PROMPT: The lines to copy from the listing below are those that contain the string "JSON".
►
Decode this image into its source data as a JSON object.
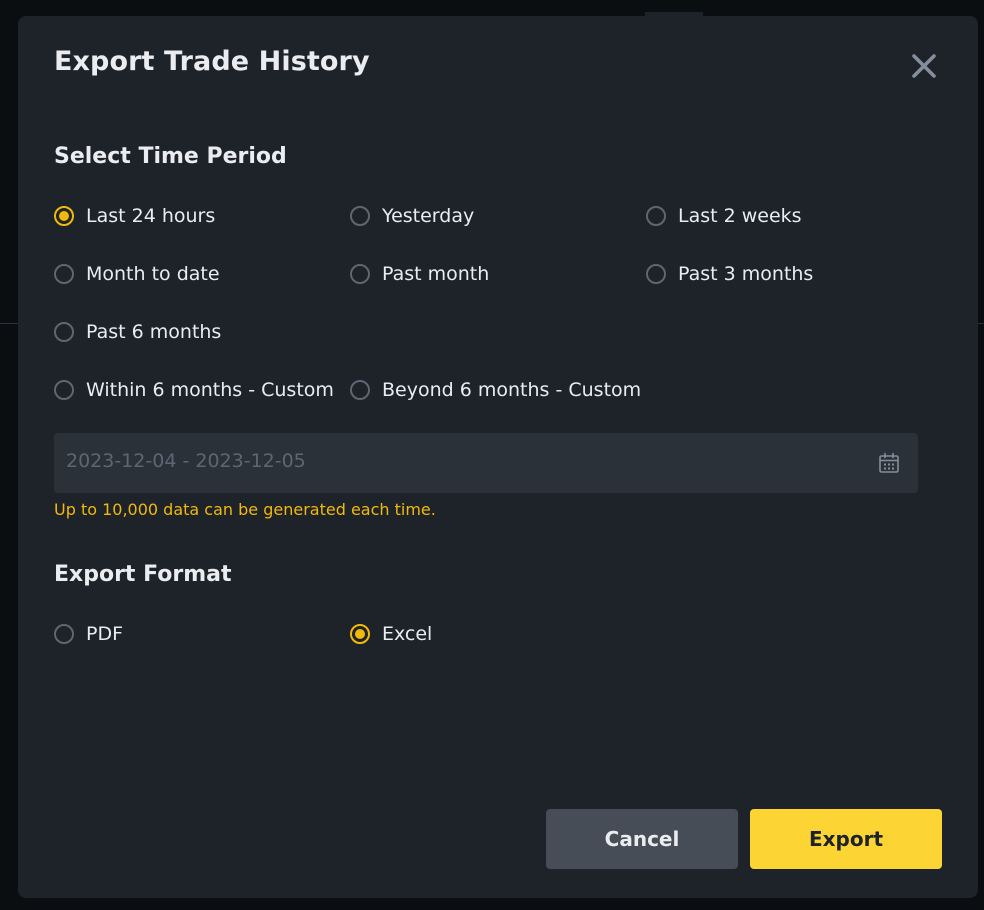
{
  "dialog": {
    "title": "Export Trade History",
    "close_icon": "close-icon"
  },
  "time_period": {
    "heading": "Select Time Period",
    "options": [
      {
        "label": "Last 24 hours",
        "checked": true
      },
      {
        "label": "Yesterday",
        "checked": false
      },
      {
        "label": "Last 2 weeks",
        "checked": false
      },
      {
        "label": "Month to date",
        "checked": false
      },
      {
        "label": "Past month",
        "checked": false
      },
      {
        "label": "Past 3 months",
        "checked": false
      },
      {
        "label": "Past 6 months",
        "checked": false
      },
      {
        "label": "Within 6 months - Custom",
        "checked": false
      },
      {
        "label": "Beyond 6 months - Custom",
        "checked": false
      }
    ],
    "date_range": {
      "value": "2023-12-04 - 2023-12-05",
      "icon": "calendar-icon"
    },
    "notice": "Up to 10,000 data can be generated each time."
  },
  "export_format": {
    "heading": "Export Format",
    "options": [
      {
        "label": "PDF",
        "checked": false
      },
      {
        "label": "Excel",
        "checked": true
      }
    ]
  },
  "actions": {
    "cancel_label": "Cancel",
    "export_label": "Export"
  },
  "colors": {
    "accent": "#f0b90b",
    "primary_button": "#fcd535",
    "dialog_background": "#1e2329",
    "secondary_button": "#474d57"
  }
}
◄
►
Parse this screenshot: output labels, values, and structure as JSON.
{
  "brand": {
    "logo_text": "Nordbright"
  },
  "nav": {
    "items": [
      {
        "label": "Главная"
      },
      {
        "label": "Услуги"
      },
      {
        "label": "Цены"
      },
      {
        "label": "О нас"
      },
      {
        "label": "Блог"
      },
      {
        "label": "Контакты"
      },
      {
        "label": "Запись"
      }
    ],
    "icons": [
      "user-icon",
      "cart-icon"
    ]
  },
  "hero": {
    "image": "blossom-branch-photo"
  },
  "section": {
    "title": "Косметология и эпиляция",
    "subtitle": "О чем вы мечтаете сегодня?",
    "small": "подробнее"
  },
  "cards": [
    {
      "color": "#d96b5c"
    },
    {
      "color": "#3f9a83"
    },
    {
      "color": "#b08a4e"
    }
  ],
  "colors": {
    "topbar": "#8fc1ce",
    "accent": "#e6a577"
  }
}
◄
EXERCISE OUTPUT:
Decode this image into its source data as a JSON object.
Parse this screenshot: output labels, values, and structure as JSON.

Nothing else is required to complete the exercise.